In the days when manual machining was the norm, designers understood that creating a part which required a lot of unnecessary material removal meant he or she would be hearing from the poor machinist who had to make it. They, thus, limited such designs to situations where there were no other options.
However, today’s easy-to-use CAM programs have given many designers the impression that it’s best, and oftentimes easiest, to machine a part from a single block of material. Therefore, the cost of material removal is often overlooked in favor of creating easy-to-design parts. Such designs, however, may often result in unsatisfactory and expensive end products.

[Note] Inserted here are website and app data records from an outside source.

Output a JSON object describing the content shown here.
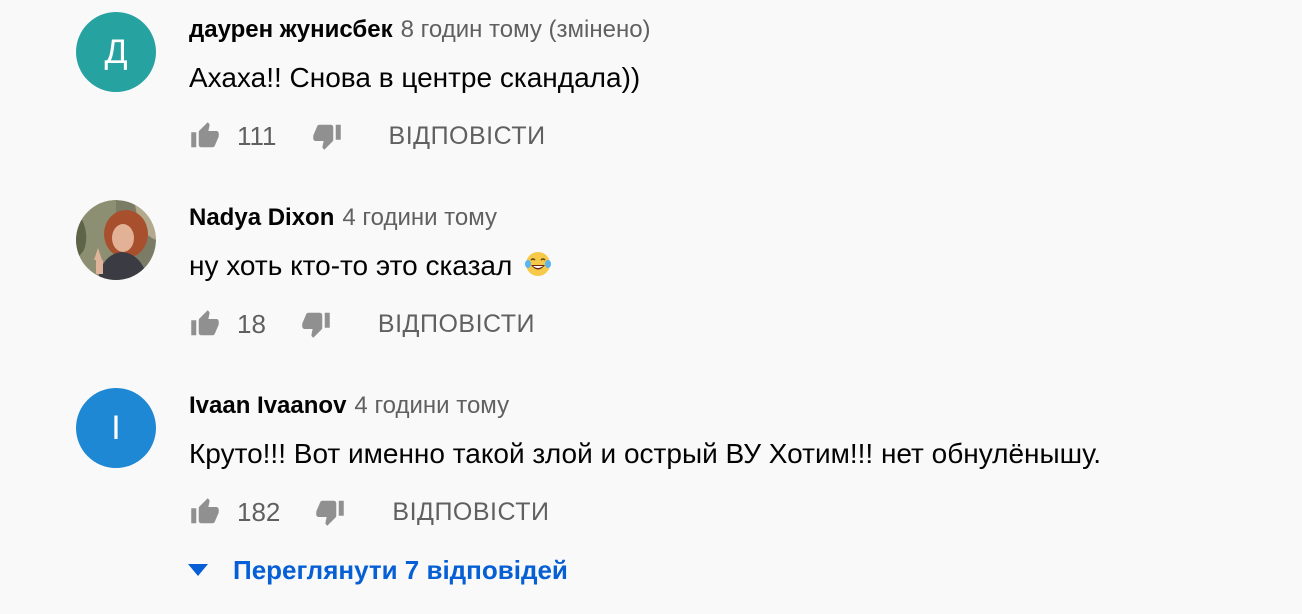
{
  "comments": [
    {
      "author": "даурен жунисбек",
      "time": "8 годин тому (змінено)",
      "avatar_letter": "Д",
      "avatar_color": "#26a3a1",
      "text": "Ахаха!! Снова в центре скандала))",
      "likes": "111",
      "reply_label": "ВІДПОВІСТИ"
    },
    {
      "author": "Nadya Dixon",
      "time": "4 години тому",
      "avatar_type": "photo",
      "text": "ну хоть кто-то это сказал",
      "emoji": "face-with-tears-of-joy",
      "likes": "18",
      "reply_label": "ВІДПОВІСТИ"
    },
    {
      "author": "Ivaan Ivaanov",
      "time": "4 години тому",
      "avatar_letter": "I",
      "avatar_color": "#1e88d4",
      "text": "Круто!!! Вот именно такой злой и острый ВУ Хотим!!! нет обнулёнышу.",
      "likes": "182",
      "reply_label": "ВІДПОВІСТИ"
    }
  ],
  "view_replies": {
    "label": "Переглянути 7 відповідей",
    "icon": "caret-down-icon"
  },
  "colors": {
    "background": "#f9f9f9",
    "link": "#065fd4",
    "secondary_text": "#606060",
    "icon": "#909090"
  }
}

For example, consider the plastic part with four legs. It was originally designed to be machined out of a single block of material, with nearly 85% of the material removed from one side. The resultant part warped in two directions and the product yield was around 50%.
To address this problem, our shop redesigned the part to be made from five pieces and assembled them. We made the frame from a single rectangular piece of thin material, requiring little machining on the faces, and turned the legs from bar stock. The legs were then threaded into the frame. This approach upped the product yield to 100%, and slashed machining cost.
The same theory of creating assemblies for milled components can also apply to many turned parts. In one case, a bar-feed indexer originally called for machining two journals down to a 2-in. diameter on each end from a solid 6-in.-diameter billet of 4140 weighing 93 lb. The part included several impossible to reach areas that required additional milling operations. After our shop consulted with the engineer, it became evident that a weldment would be acceptable. In this case, our shop made the new indexer design from two parts, performed the milling operations before welding, and finish-turned the final assembly. This approach saved more than 60 lb of material and many machining hours.
The moral of the story? When designing a part, don’t be afraid to ask your machine shop for suggestions. Most shops are willing to help. Understandably, not all parts can be redesigned as assemblies. But those that can may make for a more consistent and less expensive part.